The oddities on the silver screen do not last either for purposes of an obessesion, even if bedrooms and living rooms become a shrine of life size posters and serial clip-outs. The stars are far out of reach, beyond the best fantasies that have gritty potential for consummation.
The faces in movies and on TV and in dirty mags aren’t worth the price of obsession; of dreaming; of wanting; of hating; of hurting.

I wish for a face standing two persons in front of me in the line at a grocery store check-out counter, a face with a random chance of a casual encounter on a biweekly basis. A face belonging to a body in regular clothes, tight in the right places, loose on days when the wind blows. A face that becomes golden when it leaves my view. A face of beautiful imperfections not so golden until a smile moves her mouth that counts change. The face that steps onto the street with an arm raised in concentration for hailing a taxi-cab.
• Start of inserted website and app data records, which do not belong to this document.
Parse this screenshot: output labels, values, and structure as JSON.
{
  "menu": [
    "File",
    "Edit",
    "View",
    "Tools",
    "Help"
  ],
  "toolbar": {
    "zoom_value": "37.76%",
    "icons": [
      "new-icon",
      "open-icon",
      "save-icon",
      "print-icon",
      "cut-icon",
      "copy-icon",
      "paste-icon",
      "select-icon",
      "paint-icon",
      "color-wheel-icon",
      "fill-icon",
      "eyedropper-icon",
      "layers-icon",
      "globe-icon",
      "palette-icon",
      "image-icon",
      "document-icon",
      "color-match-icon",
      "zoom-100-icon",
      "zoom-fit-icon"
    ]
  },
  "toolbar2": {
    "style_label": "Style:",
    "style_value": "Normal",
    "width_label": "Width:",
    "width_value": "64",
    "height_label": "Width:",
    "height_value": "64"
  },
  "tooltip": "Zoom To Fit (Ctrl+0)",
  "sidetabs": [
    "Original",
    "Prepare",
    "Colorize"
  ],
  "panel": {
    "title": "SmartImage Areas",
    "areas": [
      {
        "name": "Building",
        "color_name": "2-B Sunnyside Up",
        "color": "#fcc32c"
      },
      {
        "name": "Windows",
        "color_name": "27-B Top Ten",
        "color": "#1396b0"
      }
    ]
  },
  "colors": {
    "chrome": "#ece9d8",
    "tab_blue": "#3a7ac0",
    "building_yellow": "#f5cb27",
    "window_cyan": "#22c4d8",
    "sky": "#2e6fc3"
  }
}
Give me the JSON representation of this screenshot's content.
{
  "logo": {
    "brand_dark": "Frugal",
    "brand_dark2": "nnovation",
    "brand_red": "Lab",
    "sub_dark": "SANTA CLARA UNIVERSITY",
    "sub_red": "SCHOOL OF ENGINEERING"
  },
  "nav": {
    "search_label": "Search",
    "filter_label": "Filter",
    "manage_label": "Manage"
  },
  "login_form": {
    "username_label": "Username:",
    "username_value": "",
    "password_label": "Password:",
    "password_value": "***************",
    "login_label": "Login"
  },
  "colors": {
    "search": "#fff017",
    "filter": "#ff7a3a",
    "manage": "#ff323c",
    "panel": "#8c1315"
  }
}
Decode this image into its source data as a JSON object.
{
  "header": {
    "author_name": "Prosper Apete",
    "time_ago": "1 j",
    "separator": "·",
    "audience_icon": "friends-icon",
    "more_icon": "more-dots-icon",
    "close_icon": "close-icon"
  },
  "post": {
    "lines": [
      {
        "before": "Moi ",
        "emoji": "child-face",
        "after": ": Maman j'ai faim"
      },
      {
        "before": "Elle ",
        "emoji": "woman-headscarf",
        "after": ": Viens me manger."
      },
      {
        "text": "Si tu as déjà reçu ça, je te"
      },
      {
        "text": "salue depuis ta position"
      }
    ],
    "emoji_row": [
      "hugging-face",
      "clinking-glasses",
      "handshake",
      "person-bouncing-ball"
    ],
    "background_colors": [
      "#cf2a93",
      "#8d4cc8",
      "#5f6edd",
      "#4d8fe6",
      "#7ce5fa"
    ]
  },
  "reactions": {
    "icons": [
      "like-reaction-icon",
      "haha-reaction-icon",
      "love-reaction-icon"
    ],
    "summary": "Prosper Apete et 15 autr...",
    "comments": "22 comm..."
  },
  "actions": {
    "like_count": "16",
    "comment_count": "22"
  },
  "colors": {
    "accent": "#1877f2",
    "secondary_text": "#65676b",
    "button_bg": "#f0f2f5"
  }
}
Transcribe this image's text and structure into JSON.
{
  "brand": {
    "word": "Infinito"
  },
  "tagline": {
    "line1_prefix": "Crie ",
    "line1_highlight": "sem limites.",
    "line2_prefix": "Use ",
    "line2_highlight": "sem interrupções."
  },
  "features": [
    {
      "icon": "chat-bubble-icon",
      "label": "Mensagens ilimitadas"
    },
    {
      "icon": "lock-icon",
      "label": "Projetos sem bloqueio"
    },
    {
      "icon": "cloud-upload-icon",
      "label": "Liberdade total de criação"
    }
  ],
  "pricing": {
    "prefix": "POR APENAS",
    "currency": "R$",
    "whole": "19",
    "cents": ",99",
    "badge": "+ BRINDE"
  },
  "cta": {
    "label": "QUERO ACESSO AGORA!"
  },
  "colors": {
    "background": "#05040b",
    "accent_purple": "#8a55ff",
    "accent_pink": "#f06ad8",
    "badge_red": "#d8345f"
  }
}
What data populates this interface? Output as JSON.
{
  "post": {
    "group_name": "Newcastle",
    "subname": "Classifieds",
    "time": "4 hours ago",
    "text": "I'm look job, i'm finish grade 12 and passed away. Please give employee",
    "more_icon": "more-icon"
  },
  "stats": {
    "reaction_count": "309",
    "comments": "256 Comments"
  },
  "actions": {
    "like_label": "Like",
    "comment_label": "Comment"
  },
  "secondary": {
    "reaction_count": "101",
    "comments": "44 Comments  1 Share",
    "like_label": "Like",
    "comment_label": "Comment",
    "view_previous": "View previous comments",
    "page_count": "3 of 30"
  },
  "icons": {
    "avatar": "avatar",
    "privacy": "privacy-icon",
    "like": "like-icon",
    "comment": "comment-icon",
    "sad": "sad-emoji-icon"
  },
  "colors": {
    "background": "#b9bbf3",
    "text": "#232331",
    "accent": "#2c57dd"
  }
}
A face that has a three dimensional chin and a voice slightly accented from a tropical tongue.

A face that has eyes that would look back into my mine if I could only have the courage to look hard, to look while she turns her neck towards my head. To make eye contact.

The obsession I want begins when my eyes go to the concrete and hers, I imagine, stare straight ahead as she passes on the sidewalk. And from there the scenarios build; the ways to ask for a rendezvous, a phone number, an address, the coincidence of living in rooms so nearby, the dinners, the movies, the putting my hand on her ass, of her leaning against me on humid nights, of her pleasure, of my possession. I wish for obsession with a face that has a body that I could tap, grab, touch.

The End



Artificial Intelligence: A Commentary and Slight Review
By Michael Hastings

A mixture of fuzzy warmth and silicon sterility, a touch of magic and a tad of nightmare, the movie AI is, if nothing else, a testament to Stanley Kubrick’s foresight and Steven Spielberg talent. It is part fairytale, a romance–this is the outer layer, the fake skin of the robotic boy, the flush of artificially intelligent cheeks. This is Spielberg, the imaginative tale woven with a camera, where actions are heroic, emotions are astronomical, and special effects are plentiful. Then there is the reality of the film, the probing questions that will confront humanity. This is underneath the adventure, the inner workings of the robot, the cold micro chip, the technician’s lens, the diagram of cinema–that is Kubrick, a filmmaker who in his films delineated fantasy from reality by making the line precisely clear, cutting with celluloid scissors so acutely that the space of real and the imaginary disappears into the screen.

The acting in AI is anything but artificial. Jude Law gives an idiosyncratic performance as a robot gigolo Joe, his looks capturing the sleek spirit of perfection. Haley Joel Osmet is nothing to scorn at either–the interplay between Osmet and Law, a relationship of guardian and guard, mentor and child, where the roles of who is being protected and who is doing the protection shifts regularly, is central to the adventure mood of the film.

Some of the more interesting moments came during the Flesh Fair, Spielberg’s take on the warped carnival atmosphere of American culture, the "reality TV" so to speak, the form of entertainment that fills the appetites for the need to see things destroyed, things crushed. It is the return of the freak show, a habit, that along with sexual vice, does not leave as the future arrives and the world assumable progresses.
The problem with the story is that in the end they’re appears to be too much to tell–a voice-over lays into the audience repeatedly causing an unwanted comic effect. I’ve written it before and I’ll write it again–there should be legislation passed to prevent good movies from using voiceovers as a means to cut corners in the storytelling process. The wise voice from off screen as ruined many a near masterpiece, just ask Blade Runner. But, there is enough brilliance flashed and emotion shown for this me to overlook the end–the rest of the movie is just that good, and for those who wish for a more insightful and analytic critique, well, I suggest reading the New York Times.